The punishment for arson can be very serious and length of sentencing is dependent on the nature of the crime. If the defendant is found to have the intention of causing harm then they will receive a longer sentence than someone who recklessly caused arson. Typically, the more damage caused by the arson fire equates to the seriousness of the sentencing. If the arson causes simple criminal damage, as found in Section 1(1) of the Act, meaning damage to property, the defendant’s sentence will be significantly less than aggravated criminal damage, as found in Section 1(2) of the Act, meaning damage to property and people.
In order to prove a criminal offence, the prosecution must prove that there is both a guilty act and a guilty mind without a lawful excuse. Lawful excuse must be justified by an honest belief to be acting in response to an immediate need of protection.
At Bloomsbury Law, we appreciate that the law surrounding arson can be confusing and complex. If you have been involved in arson, it is crucial to seek legal advice. We will listen to your circumstances and provide you with answers to any enquiries you may have once we are instructed.
What do I do next?
Contact us online or speak to one of our dedicated specialists on 0207 998 7777 for a free initial consultation. With our vast experience in the field, our bilingual speaking team will work with you to ensure this process runs as smooth as possible. All information you provide us with is treated with the utmost confidentiality.
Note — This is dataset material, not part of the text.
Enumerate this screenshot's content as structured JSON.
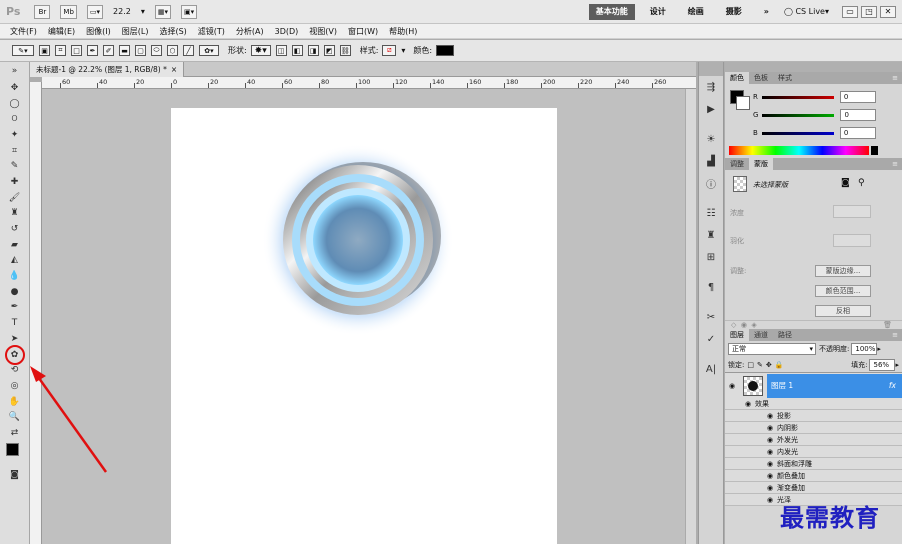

We will contact you no later than the next working day to arrange a meeting at our offices in London W1 to advise on the agreement.